S e a r c h

Instructions on how to search the Muffoletta website

Search engine

The search engine is the computer program that searches the website looking for the word (or words) to be searched.  The search engine looks for matches between the word (or words) to be searched and all the words on each page of the website.


To search for all the webpages that contain any word (or words), enter the word (or words) to be searched in the Search String box and then click the "Search" button.  The search engine will then display the information it found, which will include:

  • Title of each page (which is linked, so that clicking on the name will open the page)
  • Date that the page was last updated
  • Size of the page (in kilobytes)
  • Score, which measures how closely the page matches the search request (a score of 1000 is a "direct hit", while lower scores denote lesser relevance).

Searching for several words

Search engines use words like AND and OR and certain other words, which are called operators.  Search engines uses operators to understand and conduct the search when the search involves more than a single word.   Searching for several words on the same page requires one of three possible formats:  put the word AND between each word;  put the word OR between each word;  and put no operator between the words.

NOTE:  There are other operators in addition to AND and OR, but they will not be explained here.

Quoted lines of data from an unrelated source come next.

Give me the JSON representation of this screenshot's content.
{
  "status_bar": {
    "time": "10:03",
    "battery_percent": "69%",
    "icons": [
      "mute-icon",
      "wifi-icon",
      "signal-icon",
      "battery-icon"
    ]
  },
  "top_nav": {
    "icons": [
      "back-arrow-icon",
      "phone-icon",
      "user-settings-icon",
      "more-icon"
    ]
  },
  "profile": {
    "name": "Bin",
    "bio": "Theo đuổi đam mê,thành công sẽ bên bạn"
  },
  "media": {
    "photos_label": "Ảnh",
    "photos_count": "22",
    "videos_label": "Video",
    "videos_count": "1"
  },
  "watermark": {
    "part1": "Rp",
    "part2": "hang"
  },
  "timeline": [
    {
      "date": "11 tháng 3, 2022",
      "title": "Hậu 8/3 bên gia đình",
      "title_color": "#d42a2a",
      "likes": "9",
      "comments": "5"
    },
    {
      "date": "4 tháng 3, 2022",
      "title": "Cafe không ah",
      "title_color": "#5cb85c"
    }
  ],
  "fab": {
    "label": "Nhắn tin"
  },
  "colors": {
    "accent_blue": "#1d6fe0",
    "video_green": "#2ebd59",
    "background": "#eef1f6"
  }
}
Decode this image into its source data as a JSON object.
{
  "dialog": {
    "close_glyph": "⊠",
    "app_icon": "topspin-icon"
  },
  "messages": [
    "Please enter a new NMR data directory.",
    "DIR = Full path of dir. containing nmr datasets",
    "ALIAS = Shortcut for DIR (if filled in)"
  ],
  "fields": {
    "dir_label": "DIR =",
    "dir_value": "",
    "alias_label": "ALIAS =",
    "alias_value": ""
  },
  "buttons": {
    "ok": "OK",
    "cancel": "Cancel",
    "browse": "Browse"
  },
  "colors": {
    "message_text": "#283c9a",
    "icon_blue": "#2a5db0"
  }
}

All words must be on the page

To search for the presence of several words which all must be on the same page, type the word AND between each word.  

For example, suppose that you read somewhere about Progress Grocery (one of the earliest muffoletta sandwich sources in New Orleans).  Searching on the word grocery alone returns six pages.  Searching on the word progress alone returns five pages.  However, searching on the words progress AND grocery returns only one page, which is the only page in the website on which both words appear.

Any of the words must be on the page

To search for the presence of any one of several words on the same page, type the word OR between each word.

In the example above, suppose that you remember only that the page had either the City of New Orleans or the State of Louisiana.  Searching on the words orleans OR louisiana (remember that capitalization does not matter) will locate every page on the website which has either the word New Orleans or the word Louisiana.

It will also locate every page which has both the word orleans and the word louisiana.  There are other operators which can change this result.

If the words are not separated with any operator, the search engine assumes that the OR operator applies.  Thus, if no operator is used between words, then the OR operator is assumed.

For example, searching the words new orleans returns the same result as searching the words new OR orleans.

Combine operators for more complex searches

The AND and OR operators may be combined to conduct more complex searches.

From the examples above, suppose the you remember that the page you are trying to find uses either Owensboro or Kentucky and that it also uses the words barbecue belt.  The page can be located by using the search string owensboro OR kentucky AND barbecue AND belt.

But wait!  This string contains an ambiguity:  which of the following is the search string supposed to be?

  • (owensboro OR kentucky) AND (barbecue AND belt)
  • (owensboro OR (kentucky AND barbecue AND belt)

(If this looks a little like high school algebra, you're right.)  Like algebra (you do remember your algebra, yes?), the ambiguity should be removed by using parentheses.

Continuing from the example above, therefore, the search string should be:

(owensboro OR kentucky) AND (barbecue AND belt)

(Once again, remember that capitalization does not matter, so that Kentucky, KENTUCKY and kentucky all mean the same word to the serach engine.)

In summary, to conduct fairly complex searches, practice using several words, with the pages with several words on the AND and OR operators, grouped together with parentheses.  Do not use any other operators or symbols except these three (AND, OR and parentheses), including quotation marks and other operators.

Related information

  • Randall, Neil and Dennis Jones.  Using FrontPage 2000.  Que, Indiana.  1999.  At pages 174 ff and 319.





Back to the Top

All rights reserved.    Terms under which this service is provided.
Read our privacy guidelinesEmail your questions or comments.
www.lex.net www.filaw.com www.armintwegner.com www.steakperfection.com